Neoclassicism is an art movement inspired by ancient Greek and Roman art, referred to as Classical art. The ancient Greek and Roman art movement is referred to as Classicism. The Neoclassical movement, meaning new classical movement, thrived during the 17th through 19th centuries. Landscapes were not popular during the Neoclassical movement since Classicism focused more on the importance of history and philosophy. Therefore, French landscapist Claude Lorrain (1600 - 1623) invented ways to incorporate biblical and classical illusions into his paintings by creating biblical and historical vignettes. Others imitated this idea well into the 19th century (The Metropolitan Museum of Art, Heilbrunn Timeline of Art History, "The Transformation of Landscape Painting in France").
When John Constable began painting landscapes in the mid-18th and early 19th centuries, he rebelled against the idea of creating biblical and historical vignettes within landscapes. Instead, Constable viewed nature as worthy of celebrating all on its own and "used his work to showcase the beauty and power of nature" (Artble, "John Constable"). He also rebelled against the idea of Neoclassical naturalism and instead, to capture the true power and beauty of nature, developed his own technique using brushstrokes that would soon be adapted by the Impressionists of the 19th and 20th centuries.

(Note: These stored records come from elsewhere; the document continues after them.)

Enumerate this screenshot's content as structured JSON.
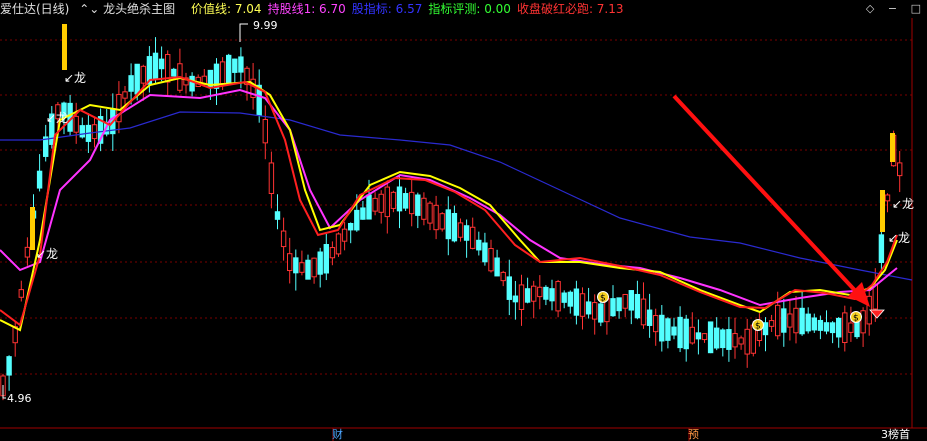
{
  "header": {
    "app_title": "爱仕达(日线)",
    "indicator_name": "龙头绝杀主图",
    "items": [
      {
        "label": "价值线:",
        "value": "7.04",
        "color": "#ffff55"
      },
      {
        "label": "持股线1:",
        "value": "6.70",
        "color": "#ff44ff"
      },
      {
        "label": "股指标:",
        "value": "6.57",
        "color": "#3333ff"
      },
      {
        "label": "指标评测:",
        "value": "0.00",
        "color": "#33ff33"
      },
      {
        "label": "收盘破红必跑:",
        "value": "7.13",
        "color": "#ff3333"
      }
    ]
  },
  "price_labels": {
    "high": "9.99",
    "low": "4.96"
  },
  "signals": {
    "long_label": "龙"
  },
  "bottom_tags": [
    {
      "text": "财",
      "color": "#4da6ff"
    },
    {
      "text": "预",
      "color": "#ff9944"
    },
    {
      "text": "3榜首",
      "color": "#ffffff"
    }
  ],
  "colors": {
    "up": "#ff3333",
    "down": "#54ffff",
    "value_line": "#ffff00",
    "hold_line": "#ff33ff",
    "index_line": "#2a2ad0",
    "fast_line": "#ff2020",
    "grid": "#7a0000"
  },
  "icons": [
    "diamond-icon",
    "minimize-icon",
    "maximize-icon"
  ]
}
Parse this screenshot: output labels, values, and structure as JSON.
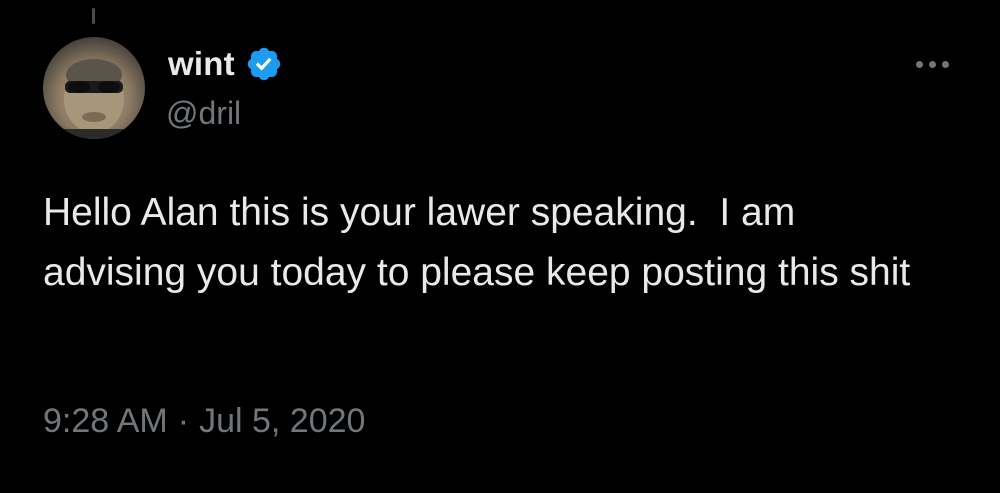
{
  "tweet": {
    "author": {
      "display_name": "wint",
      "handle": "@dril",
      "verified": true,
      "avatar_icon": "user-avatar"
    },
    "text": "Hello Alan this is your lawer speaking.  I am advising you today to please keep posting this shit",
    "time": "9:28 AM",
    "separator": "·",
    "date": "Jul 5, 2020",
    "more_icon": "more-options-icon"
  },
  "colors": {
    "background": "#000000",
    "text": "#e7e9ea",
    "secondary_text": "#71767b",
    "verified_badge": "#1d9bf0"
  }
}
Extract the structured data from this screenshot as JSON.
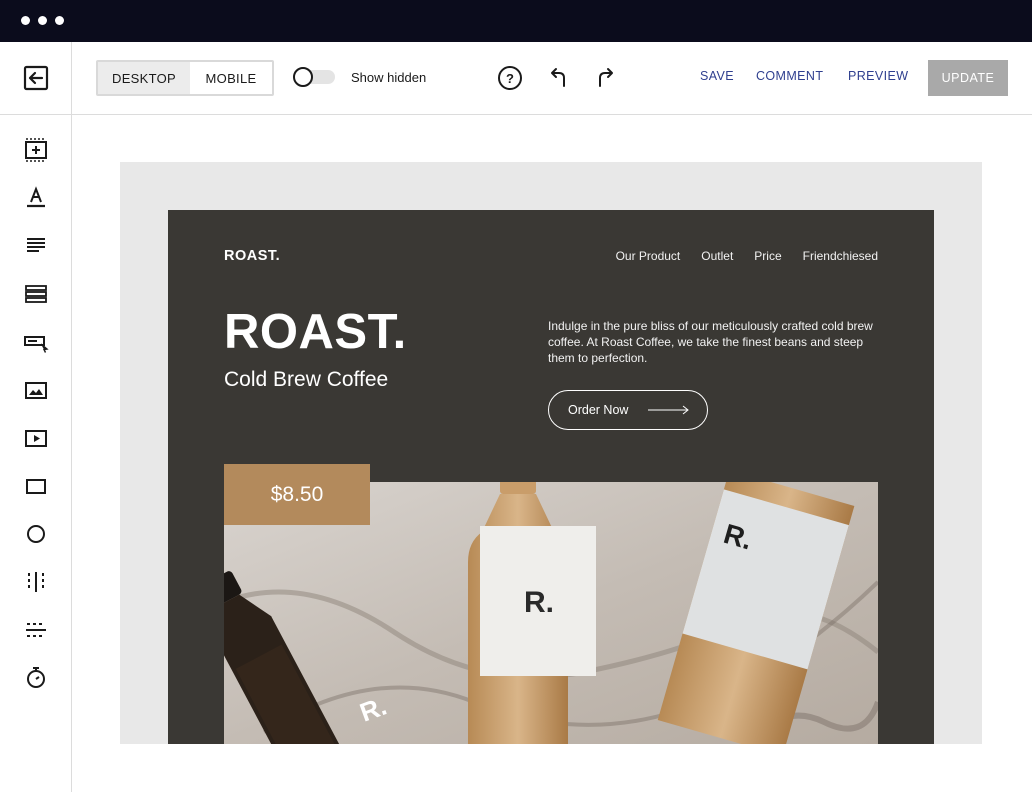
{
  "editor": {
    "device_toggle": {
      "desktop": "DESKTOP",
      "mobile": "MOBILE",
      "selected": "DESKTOP"
    },
    "show_hidden": {
      "label": "Show hidden",
      "enabled": false
    },
    "actions": {
      "save": "SAVE",
      "comment": "COMMENT",
      "preview": "PREVIEW",
      "update": "UPDATE"
    },
    "toolbar_icons": [
      "back-arrow-icon",
      "help-icon",
      "undo-icon",
      "redo-icon"
    ],
    "sidebar_tools": [
      "add-section-icon",
      "heading-text-icon",
      "paragraph-icon",
      "list-block-icon",
      "button-element-icon",
      "image-icon",
      "video-icon",
      "rectangle-icon",
      "circle-icon",
      "column-divider-icon",
      "horizontal-divider-icon",
      "timer-icon"
    ]
  },
  "site": {
    "logo": "ROAST.",
    "nav": [
      "Our Product",
      "Outlet",
      "Price",
      "Friendchiesed"
    ],
    "hero_title": "ROAST.",
    "hero_subtitle": "Cold Brew Coffee",
    "description": "Indulge in the pure bliss of our meticulously crafted cold brew coffee. At Roast Coffee, we take the finest beans and steep them to perfection.",
    "cta": "Order Now",
    "price": "$8.50",
    "bottle_label": "R."
  },
  "colors": {
    "titlebar": "#0b0c1c",
    "hero_bg": "#3a3834",
    "price_badge": "#b38a5c",
    "link": "#2f3f8f",
    "update_button": "#a9a9a9"
  }
}
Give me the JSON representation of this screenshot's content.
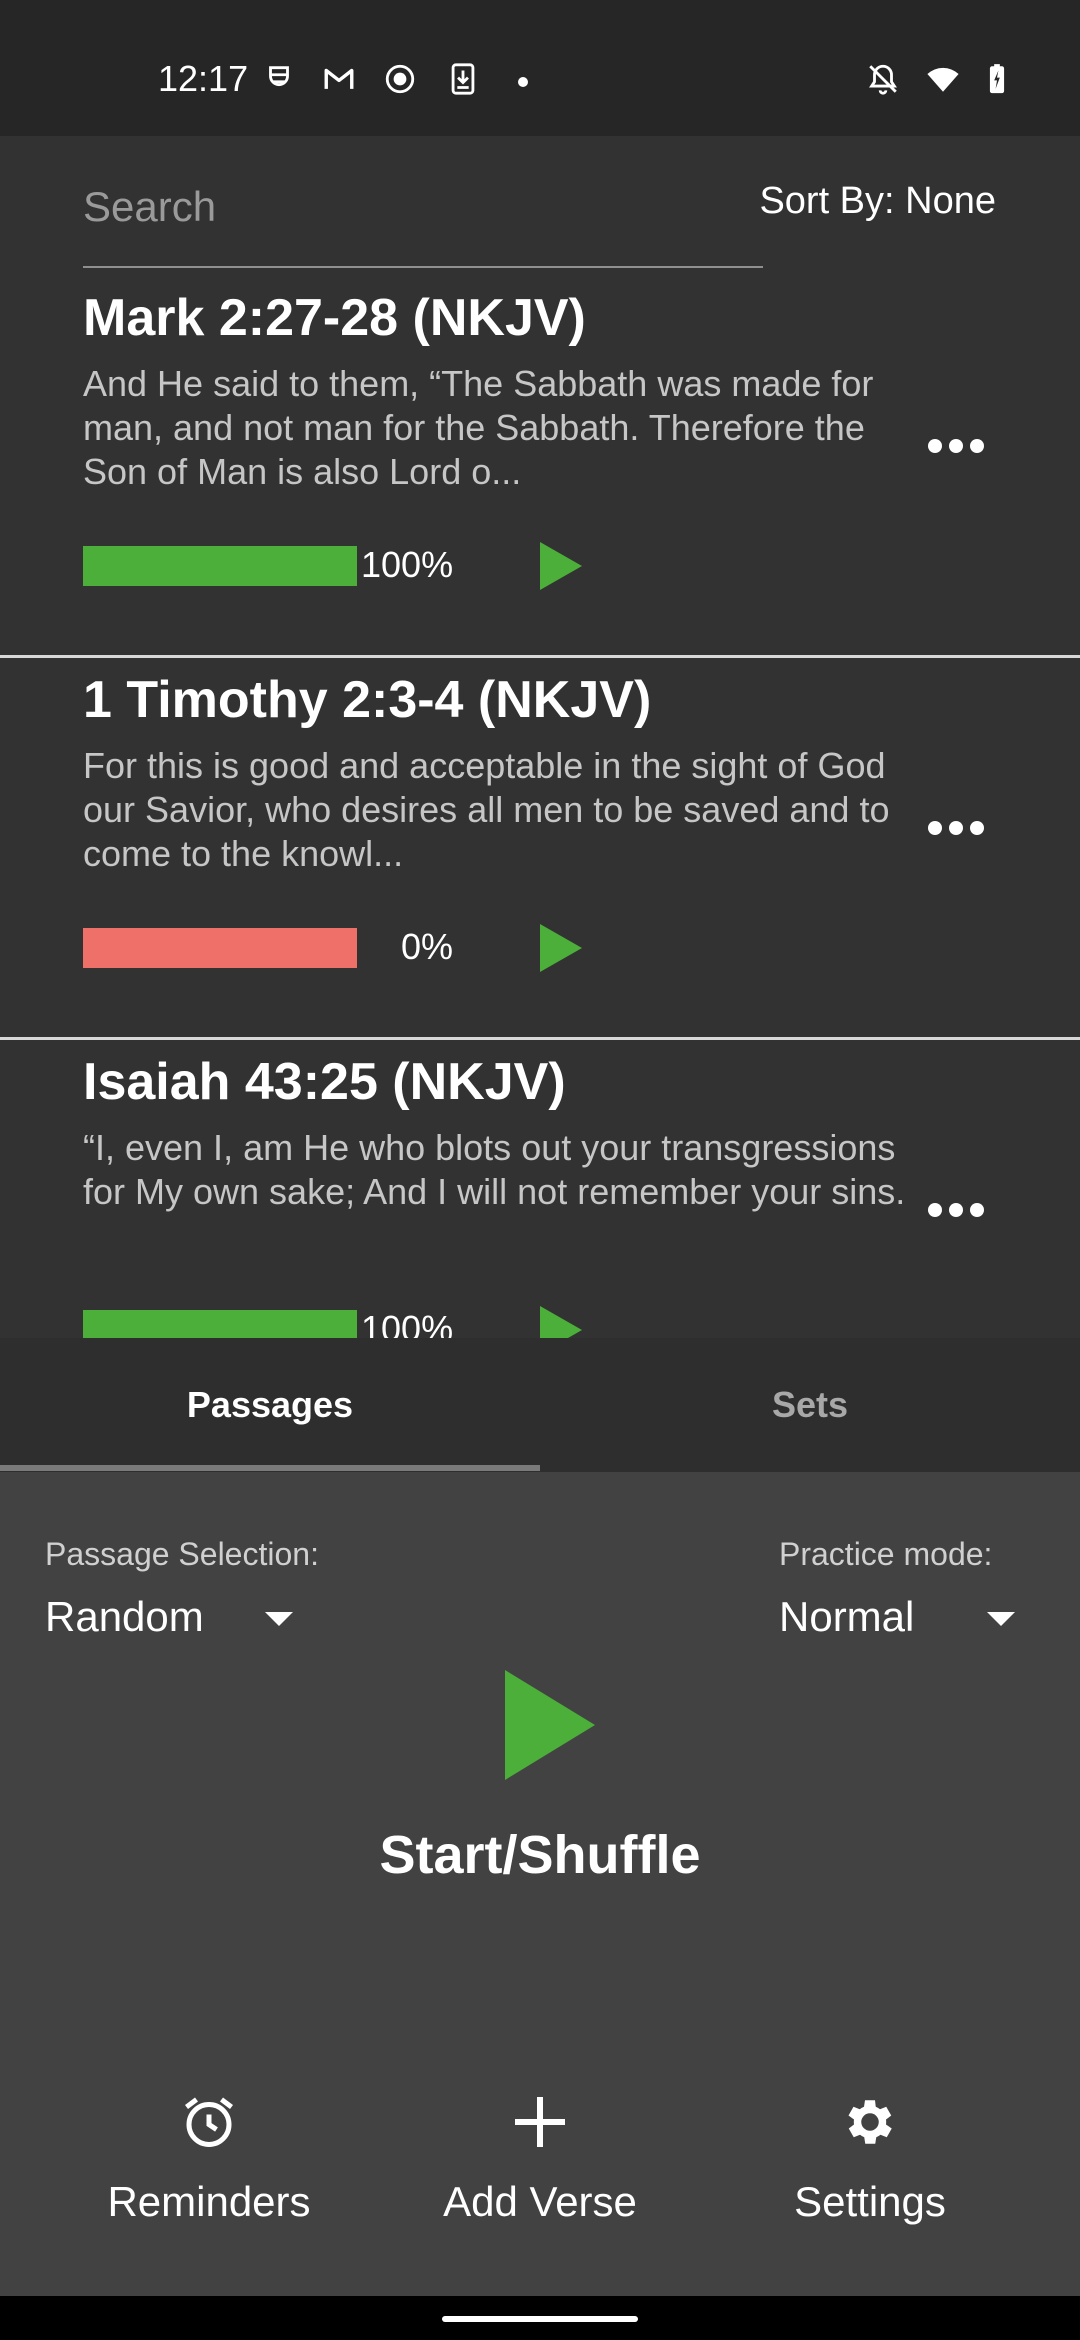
{
  "status_bar": {
    "time": "12:17",
    "icons": [
      "hat-icon",
      "gmail-icon",
      "record-icon",
      "download-icon",
      "dot",
      "notifications-off-icon",
      "wifi-icon",
      "battery-charging-icon"
    ]
  },
  "search": {
    "placeholder": "Search",
    "value": "",
    "sort_label": "Sort By: None"
  },
  "passages": [
    {
      "title": "Mark 2:27-28 (NKJV)",
      "text": "And He said to them, “The Sabbath was made for man, and not man for the Sabbath. Therefore the Son of Man is also Lord o...",
      "progress": 100,
      "progress_text": "100%",
      "color": "#4caf3a"
    },
    {
      "title": "1 Timothy 2:3-4 (NKJV)",
      "text": "For this is good and acceptable in the sight of God our Savior, who desires all men to be saved and to come to the knowl...",
      "progress": 0,
      "progress_text": "0%",
      "color": "#ef7068"
    },
    {
      "title": "Isaiah 43:25 (NKJV)",
      "text": "“I, even I, am He who blots out your transgressions for My own sake; And I will not remember your sins.",
      "progress": 100,
      "progress_text": "100%",
      "color": "#4caf3a"
    }
  ],
  "tabs": [
    {
      "label": "Passages",
      "active": true
    },
    {
      "label": "Sets",
      "active": false
    }
  ],
  "practice": {
    "selection_label": "Passage Selection:",
    "selection_value": "Random",
    "mode_label": "Practice mode:",
    "mode_value": "Normal",
    "start_label": "Start/Shuffle"
  },
  "bottom_actions": [
    {
      "label": "Reminders",
      "icon": "alarm-clock-icon"
    },
    {
      "label": "Add Verse",
      "icon": "plus-icon"
    },
    {
      "label": "Settings",
      "icon": "gear-icon"
    }
  ],
  "colors": {
    "accent_green": "#4caf3a",
    "progress_red": "#ef7068",
    "background": "#323232",
    "panel": "#424242"
  }
}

We can see his celebration of nature in his piece titled "The Hay Wain," which is a simple depiction of a farmer forging a stream with his hay wain. As we can see, there are no biblical or historical illusions found in the piece as we would see in Neoclassical landscapes; instead, it is a simple depiction of the way farm life truly is. In addition, we can see his use of brushstrokes to create a surrealistic image in order to capture the beauty and power of nature. His brush strokes are most clearly seen in his trees, water, and clouds.